Care should be taken when handling ANY fertiliser and the instructions on the packets should be followed strictly. Using too much can upset the balance of the soil and damage plants by burning them, besides which, it is an unnecessary waste of money.


 Both natural and man-made fertilisers are measured by the three MAJOR Nutrients that are in them. These are: -


Nitrogen (N), - assists plant in leaf and stem growth.


Phosphorus (P). (More commonly referred to as PHOSPHATE) - assists young plants and root crops to develop good root systems.


Potassium (K) (More commonly referred to as POTASH)- assists plants to produce flowers and fruit.


Fertilisers also contain SECONDARY NUTRIENTS, which are: -


Calcium (CA) - most fruit, flowers, and vegetables need some calcium.


Magnesium (Mg) - Roses and Tomatoes need these most.


Sulphur (S) - most plants.
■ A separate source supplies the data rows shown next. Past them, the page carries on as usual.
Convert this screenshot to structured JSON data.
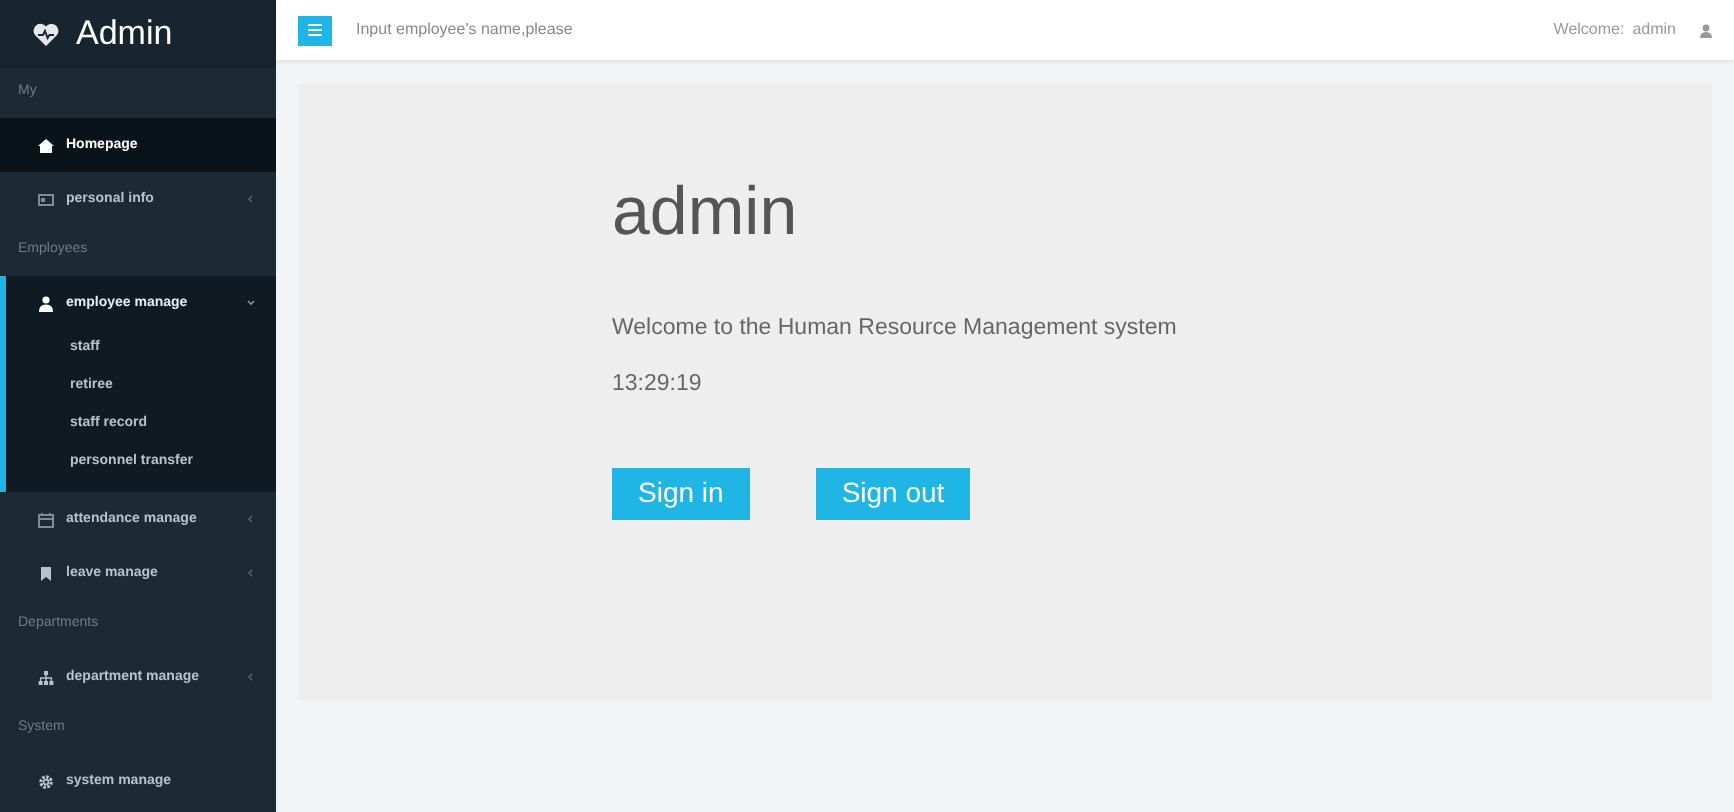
{
  "brand": {
    "title": "Admin"
  },
  "header": {
    "search": {
      "placeholder": "Input employee's name,please"
    },
    "welcome": "Welcome:",
    "user": "admin"
  },
  "sidebar": {
    "sections": [
      {
        "heading": "My",
        "items": [
          {
            "label": "Homepage",
            "selected": true
          },
          {
            "label": "personal info",
            "selected": false,
            "expanded": false
          }
        ]
      },
      {
        "heading": "Employees",
        "items": [
          {
            "label": "employee manage",
            "selected": false,
            "expanded": true,
            "children": [
              {
                "label": "staff",
                "selected": false
              },
              {
                "label": "retiree",
                "selected": false
              },
              {
                "label": "staff record",
                "selected": false
              },
              {
                "label": "personnel transfer",
                "selected": false
              }
            ]
          },
          {
            "label": "attendance manage",
            "selected": false,
            "expanded": false
          },
          {
            "label": "leave manage",
            "selected": false,
            "expanded": false
          }
        ]
      },
      {
        "heading": "Departments",
        "items": [
          {
            "label": "department manage",
            "selected": false,
            "expanded": false
          }
        ]
      },
      {
        "heading": "System",
        "items": [
          {
            "label": "system manage",
            "selected": false
          }
        ]
      }
    ]
  },
  "panel": {
    "title": "admin",
    "message": "Welcome to the Human Resource Management system",
    "time": "13:29:19",
    "buttons": [
      "Sign in",
      "Sign out"
    ]
  }
}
Fertilisers also contain trace elements, which various plants need. These trace elements are usually in such minute quantities in everyday fertilisers that they are of little benefit. If soil is kept in good condition these Trace elements are usually present in sufficient quantity for most needs. If a plant needs more of a specific trace element, it is usually applied as a specialist fertiliser. For reference the trace elements are: -


Iron (Fe) - usually needed by acid loving plants like Azaleas and Rhododendrons.
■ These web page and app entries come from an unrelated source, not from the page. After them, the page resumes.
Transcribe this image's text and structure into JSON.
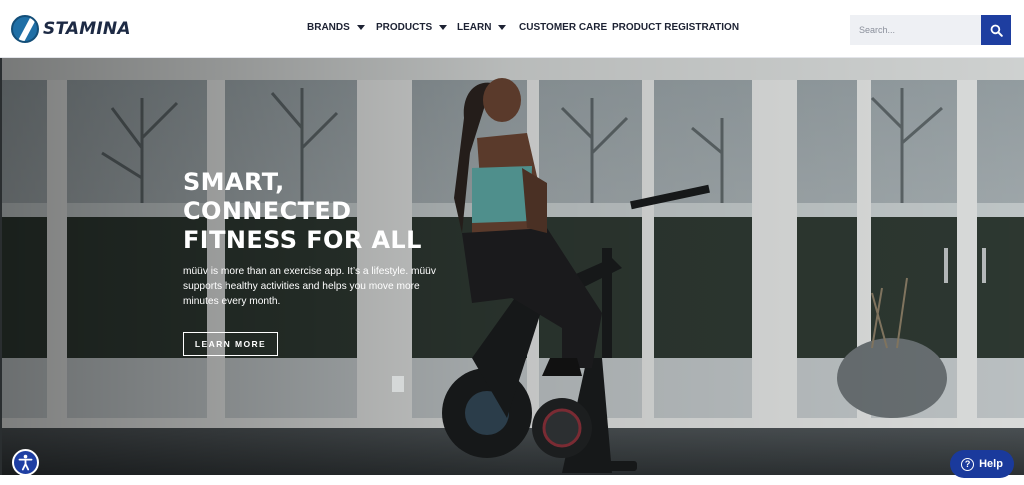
{
  "header": {
    "logo_text": "STAMINA",
    "nav": [
      {
        "label": "BRANDS",
        "has_dropdown": true
      },
      {
        "label": "PRODUCTS",
        "has_dropdown": true
      },
      {
        "label": "LEARN",
        "has_dropdown": true
      },
      {
        "label": "CUSTOMER CARE",
        "has_dropdown": false
      },
      {
        "label": "PRODUCT REGISTRATION",
        "has_dropdown": false
      }
    ],
    "search": {
      "placeholder": "Search...",
      "value": "",
      "icon": "search-icon"
    }
  },
  "hero": {
    "title_lines": [
      "SMART,",
      "CONNECTED",
      "FITNESS FOR ALL"
    ],
    "text": "müüv is more than an exercise app. It’s a lifestyle. müüv supports healthy activities and helps you move more minutes every month.",
    "button_label": "LEARN MORE"
  },
  "widgets": {
    "accessibility_icon": "accessibility-icon",
    "help_label": "Help",
    "help_icon": "question-icon"
  },
  "colors": {
    "brand_blue": "#1e3ea0",
    "header_bg": "#ffffff",
    "text_dark": "#1d2233"
  }
}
Manganese (Mn) - as above.


Molybdenum (Mo) - needed by Brassicas.


Boron (B) - needed by root vegetables.


Zinc (Zn) - fruit and vegetables.


Copper (Cu) - Fruit and vegetables.


The following tables show organic and inorganic fertilisers and their respective uses, speed at which they work and the rate of application.

Organic Fertilisers                  % N             % P                       % K

                                                Nitrogen       Phosphate             Potash

Hoof & Horn          13                                  0                 0

Sesame Oil dregs                                7.                13.3            1.3

Cottonseed meal                                7                 2                 2

Rapeseed meal                                   5                  0                 0

Pelleted chicken manure                      6                 5                 3

Green Dream                                      6                 6                 6

Rock Potash                                       5                 8                 10

Fish Emulsion                                      5                 2                 2

Bone Meal                                          3.5              22               -

Blood, Fish & Bone                              3.5              8                 0.5

Sea Weed Meal                                   2.8              2                 2.5

Well rotted manure                                       0.6              0.1              0.5

Well rotted compost                           0.5              0.3              0.8

Mushroom compost                           0.7              0.7              0.3

Wood ash                                           0.1              0.3              1

Cocoa shells                                       3                 1                 3.2


Tomatoes like rich soil, compost, mulch, lots of sun - at least six hours a day, and of course, lots of water.

 They just love comfrey as a liquid fertiliser. They also like a good foliage spray such as seaweed, fish emulsion or liquid worm casting extracts. They also like Animal and Bird manures (preferably composted and dug into the soil). These manures can also be used as a liquid fertiliser, beginning with a weaker mix (around 25% brew [liquid fertiliser] and 75% water to start off with).